There is an art to cape wearing. Confidence is key. Just a hint of apologetic uncertainty, a touch of “Is this really me?”, and it looks all wrong.
It’s hard to see why, in 2015, anyone would feel even slightly nervous about wearing a cape. They have been around for seasons in their current on-trend guise and for decades, centuries and millennia before that, and yet still, there are some fashion-phobic types who see them as examples of the sort of garb worn chiefly by those who “consider themselves a bit above”.
Ignore them, one and all, and leave them to their dull duffles and predictable fleeces. However, there is undoubtedly something rather glamorous about even the most sensible of capes. There’s the sweeping nature, of course, the way they drape and move, and can be worn asymmetrically in ways that don’t conform to the straight and narrow. But also capes bring proportions that flatter almost all shapes and sizes, with volume on the top half, allowing legs to look elongated and shapely beneath. With skinny jeans or leggings, they look good with all kinds of boots, from knee-high to ankle boots, including flats.

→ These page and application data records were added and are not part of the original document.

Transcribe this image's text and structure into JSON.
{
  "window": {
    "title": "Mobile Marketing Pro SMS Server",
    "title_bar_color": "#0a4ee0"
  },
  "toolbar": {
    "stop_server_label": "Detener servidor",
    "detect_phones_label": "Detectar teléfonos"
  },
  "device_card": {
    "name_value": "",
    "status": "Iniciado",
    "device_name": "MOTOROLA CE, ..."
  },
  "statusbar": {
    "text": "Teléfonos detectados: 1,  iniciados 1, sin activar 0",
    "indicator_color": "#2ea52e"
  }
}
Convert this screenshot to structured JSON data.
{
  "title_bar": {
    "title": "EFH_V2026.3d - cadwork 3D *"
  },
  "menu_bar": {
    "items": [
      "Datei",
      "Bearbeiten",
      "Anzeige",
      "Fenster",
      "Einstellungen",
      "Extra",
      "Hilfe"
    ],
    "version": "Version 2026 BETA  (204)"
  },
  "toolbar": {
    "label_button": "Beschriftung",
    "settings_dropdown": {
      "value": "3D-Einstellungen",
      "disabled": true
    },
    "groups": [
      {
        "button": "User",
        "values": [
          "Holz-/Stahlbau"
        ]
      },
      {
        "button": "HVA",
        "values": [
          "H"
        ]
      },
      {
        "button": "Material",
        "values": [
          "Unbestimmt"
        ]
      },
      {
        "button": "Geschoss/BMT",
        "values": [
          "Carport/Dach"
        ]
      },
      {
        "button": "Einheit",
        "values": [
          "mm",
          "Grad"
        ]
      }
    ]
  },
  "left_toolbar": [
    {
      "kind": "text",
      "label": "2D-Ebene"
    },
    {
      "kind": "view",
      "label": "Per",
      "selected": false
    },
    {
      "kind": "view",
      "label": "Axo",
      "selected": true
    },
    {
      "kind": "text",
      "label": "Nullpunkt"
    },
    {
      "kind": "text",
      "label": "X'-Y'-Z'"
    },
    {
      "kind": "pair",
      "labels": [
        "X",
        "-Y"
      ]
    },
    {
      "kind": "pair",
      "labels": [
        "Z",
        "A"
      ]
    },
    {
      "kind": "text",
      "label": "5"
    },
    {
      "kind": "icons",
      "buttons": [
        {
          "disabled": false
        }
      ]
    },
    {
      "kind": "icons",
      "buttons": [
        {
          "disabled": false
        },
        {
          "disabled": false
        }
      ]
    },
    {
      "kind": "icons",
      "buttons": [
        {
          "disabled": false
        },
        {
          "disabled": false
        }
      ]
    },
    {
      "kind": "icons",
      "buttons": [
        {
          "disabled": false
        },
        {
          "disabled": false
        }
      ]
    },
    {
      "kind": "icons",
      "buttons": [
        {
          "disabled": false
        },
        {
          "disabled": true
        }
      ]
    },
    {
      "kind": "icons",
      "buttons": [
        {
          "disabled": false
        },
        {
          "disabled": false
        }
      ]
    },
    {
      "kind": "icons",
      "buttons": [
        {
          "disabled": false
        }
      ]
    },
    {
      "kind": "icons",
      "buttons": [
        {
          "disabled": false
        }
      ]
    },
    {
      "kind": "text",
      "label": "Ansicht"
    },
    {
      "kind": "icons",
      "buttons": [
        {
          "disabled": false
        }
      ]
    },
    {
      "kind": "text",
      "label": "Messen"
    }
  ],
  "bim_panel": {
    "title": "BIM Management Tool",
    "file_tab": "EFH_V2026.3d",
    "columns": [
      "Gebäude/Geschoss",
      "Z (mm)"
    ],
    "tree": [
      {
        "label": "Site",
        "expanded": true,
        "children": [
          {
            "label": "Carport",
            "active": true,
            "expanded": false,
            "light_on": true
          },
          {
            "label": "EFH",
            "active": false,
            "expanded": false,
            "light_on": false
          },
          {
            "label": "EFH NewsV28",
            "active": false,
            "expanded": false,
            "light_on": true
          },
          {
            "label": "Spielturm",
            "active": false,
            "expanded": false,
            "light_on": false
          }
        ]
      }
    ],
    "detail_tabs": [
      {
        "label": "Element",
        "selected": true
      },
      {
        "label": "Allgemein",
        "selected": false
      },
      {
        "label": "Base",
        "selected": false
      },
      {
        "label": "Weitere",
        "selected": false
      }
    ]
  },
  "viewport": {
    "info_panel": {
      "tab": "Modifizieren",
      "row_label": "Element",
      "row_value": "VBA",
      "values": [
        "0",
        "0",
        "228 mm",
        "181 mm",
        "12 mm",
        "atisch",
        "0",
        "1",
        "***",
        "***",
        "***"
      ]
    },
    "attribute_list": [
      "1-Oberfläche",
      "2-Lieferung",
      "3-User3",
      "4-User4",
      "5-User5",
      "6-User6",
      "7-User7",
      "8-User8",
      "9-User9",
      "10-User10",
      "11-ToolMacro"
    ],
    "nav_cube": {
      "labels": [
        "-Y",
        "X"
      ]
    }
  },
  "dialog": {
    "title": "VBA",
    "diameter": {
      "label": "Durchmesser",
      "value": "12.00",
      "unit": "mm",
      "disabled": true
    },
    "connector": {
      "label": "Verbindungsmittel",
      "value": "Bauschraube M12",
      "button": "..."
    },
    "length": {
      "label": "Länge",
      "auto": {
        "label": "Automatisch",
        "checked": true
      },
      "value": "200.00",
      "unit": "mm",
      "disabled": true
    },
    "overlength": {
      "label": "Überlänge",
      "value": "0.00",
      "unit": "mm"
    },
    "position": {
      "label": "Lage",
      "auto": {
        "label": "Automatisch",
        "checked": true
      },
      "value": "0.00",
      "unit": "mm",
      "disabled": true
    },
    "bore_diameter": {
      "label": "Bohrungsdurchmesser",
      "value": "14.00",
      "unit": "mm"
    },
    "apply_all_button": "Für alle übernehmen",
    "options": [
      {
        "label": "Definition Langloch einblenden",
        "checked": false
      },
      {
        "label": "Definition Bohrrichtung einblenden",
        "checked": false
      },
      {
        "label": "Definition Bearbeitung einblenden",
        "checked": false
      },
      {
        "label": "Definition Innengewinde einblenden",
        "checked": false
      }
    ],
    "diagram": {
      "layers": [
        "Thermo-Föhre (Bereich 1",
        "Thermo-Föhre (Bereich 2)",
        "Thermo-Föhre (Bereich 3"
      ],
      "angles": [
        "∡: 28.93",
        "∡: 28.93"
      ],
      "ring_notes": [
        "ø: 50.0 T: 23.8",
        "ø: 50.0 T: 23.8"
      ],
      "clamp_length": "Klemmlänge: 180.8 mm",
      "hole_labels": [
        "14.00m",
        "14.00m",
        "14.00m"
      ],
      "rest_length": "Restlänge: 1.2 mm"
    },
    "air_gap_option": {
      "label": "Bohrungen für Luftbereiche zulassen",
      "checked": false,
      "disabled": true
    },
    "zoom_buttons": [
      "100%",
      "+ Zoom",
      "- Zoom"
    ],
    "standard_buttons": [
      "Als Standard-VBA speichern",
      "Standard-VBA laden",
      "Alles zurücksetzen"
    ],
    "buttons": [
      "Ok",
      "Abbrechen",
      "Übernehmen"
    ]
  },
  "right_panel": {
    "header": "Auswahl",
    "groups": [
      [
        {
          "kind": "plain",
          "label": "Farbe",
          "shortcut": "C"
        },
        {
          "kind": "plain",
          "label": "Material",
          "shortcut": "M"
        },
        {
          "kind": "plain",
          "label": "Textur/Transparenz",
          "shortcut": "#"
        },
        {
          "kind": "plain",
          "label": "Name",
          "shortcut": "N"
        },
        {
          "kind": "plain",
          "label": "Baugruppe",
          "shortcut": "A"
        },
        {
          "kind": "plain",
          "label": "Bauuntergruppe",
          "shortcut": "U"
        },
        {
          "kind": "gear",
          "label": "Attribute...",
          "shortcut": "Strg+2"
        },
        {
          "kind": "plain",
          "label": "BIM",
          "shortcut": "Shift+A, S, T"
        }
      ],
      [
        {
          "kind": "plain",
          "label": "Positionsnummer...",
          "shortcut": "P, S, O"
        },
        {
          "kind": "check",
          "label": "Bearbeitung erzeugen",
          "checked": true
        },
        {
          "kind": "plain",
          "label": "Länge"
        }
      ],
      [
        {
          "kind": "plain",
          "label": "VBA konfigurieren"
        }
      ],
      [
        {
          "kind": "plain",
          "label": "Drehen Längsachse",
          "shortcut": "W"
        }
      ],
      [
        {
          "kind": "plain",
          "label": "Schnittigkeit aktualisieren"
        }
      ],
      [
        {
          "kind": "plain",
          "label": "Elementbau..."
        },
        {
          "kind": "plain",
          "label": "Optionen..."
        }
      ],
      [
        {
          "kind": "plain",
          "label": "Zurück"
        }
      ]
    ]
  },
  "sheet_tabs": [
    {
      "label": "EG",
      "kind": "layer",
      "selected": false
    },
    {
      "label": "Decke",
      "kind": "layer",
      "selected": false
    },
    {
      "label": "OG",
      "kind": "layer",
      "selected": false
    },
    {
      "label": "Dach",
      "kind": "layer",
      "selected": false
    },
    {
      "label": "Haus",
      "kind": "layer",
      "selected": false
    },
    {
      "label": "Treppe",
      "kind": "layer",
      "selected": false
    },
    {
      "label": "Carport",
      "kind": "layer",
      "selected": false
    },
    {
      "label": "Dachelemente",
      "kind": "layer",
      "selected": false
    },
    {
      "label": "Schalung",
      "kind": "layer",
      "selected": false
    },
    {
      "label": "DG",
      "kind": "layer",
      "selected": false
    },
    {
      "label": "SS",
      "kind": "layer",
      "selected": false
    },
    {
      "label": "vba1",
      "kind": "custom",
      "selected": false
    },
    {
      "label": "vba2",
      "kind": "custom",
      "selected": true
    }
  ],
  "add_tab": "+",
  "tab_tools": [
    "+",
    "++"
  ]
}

If you are short, and want to look taller, try capes that are cropped to hip length or even to just above the waist, perhaps layered over a slightly longer knit. This also works quite well if you try a short cape (tweed or knitted) over a knitted tunic dress – and if you stick to the same colour or keep it all tonal, this is a beautifully pulled-together and elegant look for all shapes, sizes and heights.
Sister garments include the wrap and the poncho, although actually, all these descriptions are used interchangeably, I note from online product descriptions. As far as I am concerned, a poncho has just one opening, to allow through the head. Often, it is knitted and has a fringed hem. If it’s split edge to edge, it’s a cape. If it looks like a blanket, it’s a blanket wrap, probably the single most useful item of indoor/outdoor clothing you will ever buy, handy for trains and planes, keeping in the car or your shopper bag, for drying damp children, pets and hair.